At this point, Google hasn't answered (or even been served with) the complaint, so we don't know how they'll defend against the suit. However, the complaint is available online (e.g., here). From my brief perusal, there are a couple of points about it that look a bit odd. For example:
The lawsuit alleges (paragraph 17) that
Google Buzz "posted" to Buzz any information that was previously posted to certain other Google websites, including but not limited to Picasa, Google Reader, and Twitter.Why Twitter is considered a Google website it something of a mystery, especially since Buzz is seen (e.g., here) as an attempt to compete with (among others) Twitter.
The lawsuit was filed in the 9th circuit (specifically, California), which has adopted an interpretation of the electronic communications privacy act which makes it relatively difficult to apply that act to email communications (see, e.g., here).
The lawsuit alleges violation of the computer fraud and abuse act, which is a little odd because that act is generally focused on unauthorized access to protected computers, rather than on unauthorized access to third party data.
Anyway, I suspect that, oddities in the complaint notwithstanding, the Buzz lawsuit will go the way of the Beacon lawsuit before it. That is, it will be settled with the individual class members getting nothing but whatever warm feeling comes from having been part of a lawsuit.* However, while it lasts, the lawsuit could be interesting (especially if Google fights at all), and might provide an incentive for Google to pay a bit more attention to privacy going forward.
*Of course, the settlement hasn't been finalized yet.
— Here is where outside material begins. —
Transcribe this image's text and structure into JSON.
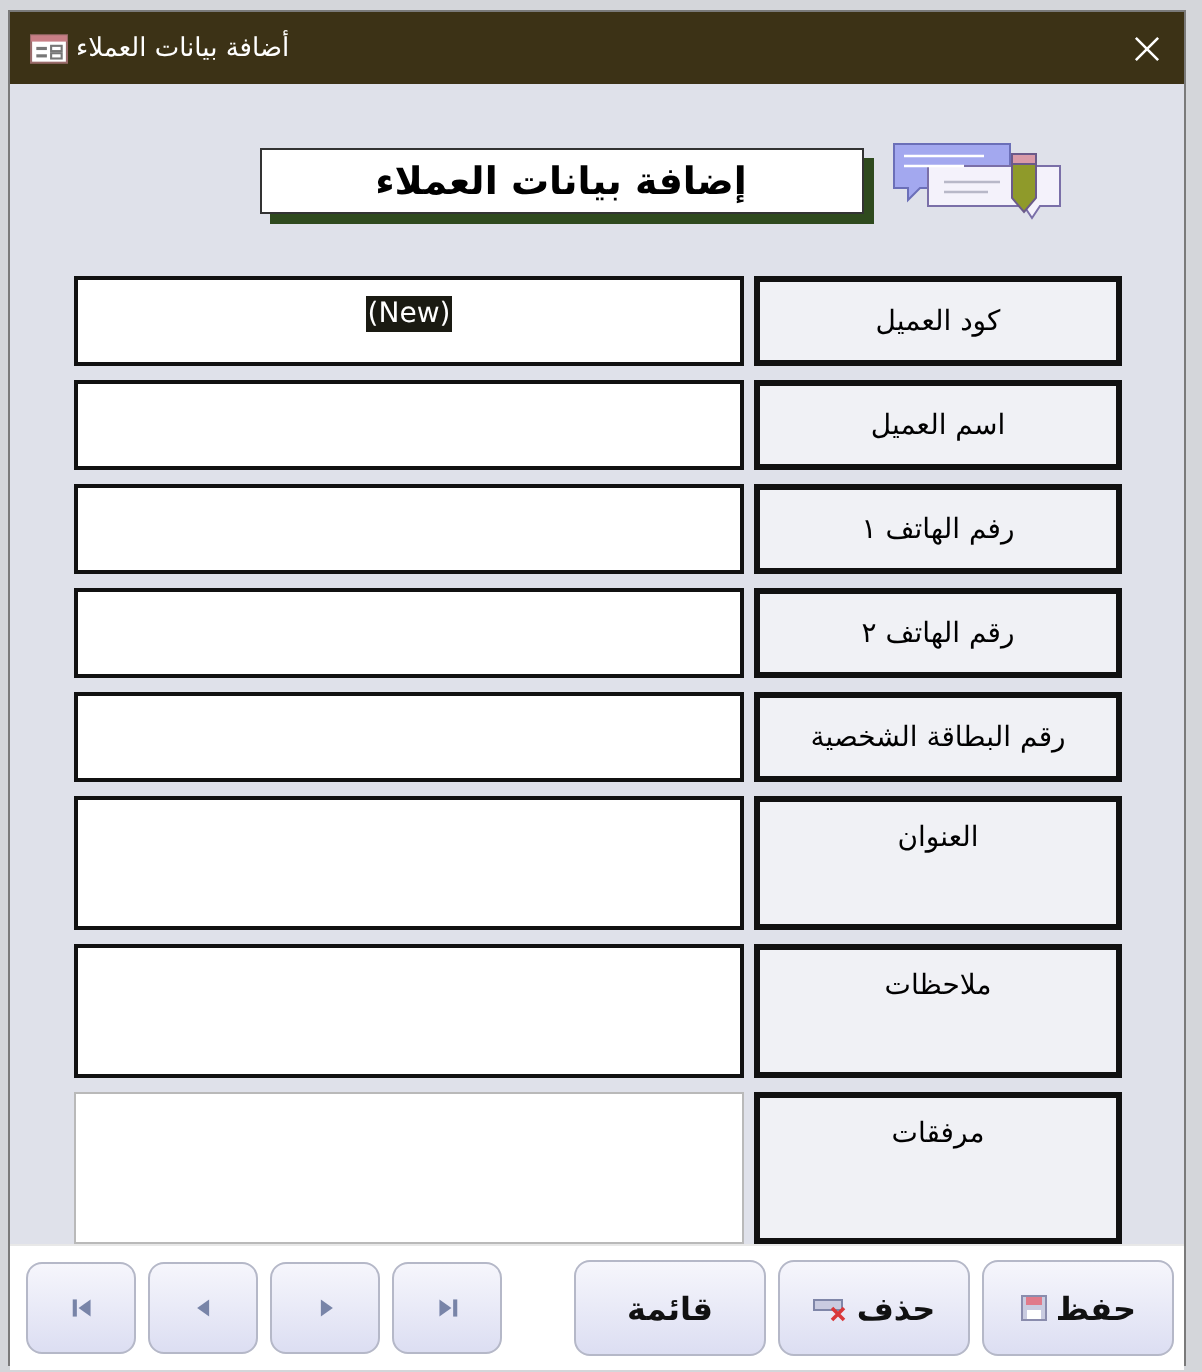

The terms of the settlement, as well as other information on the Beacon case, can be found here.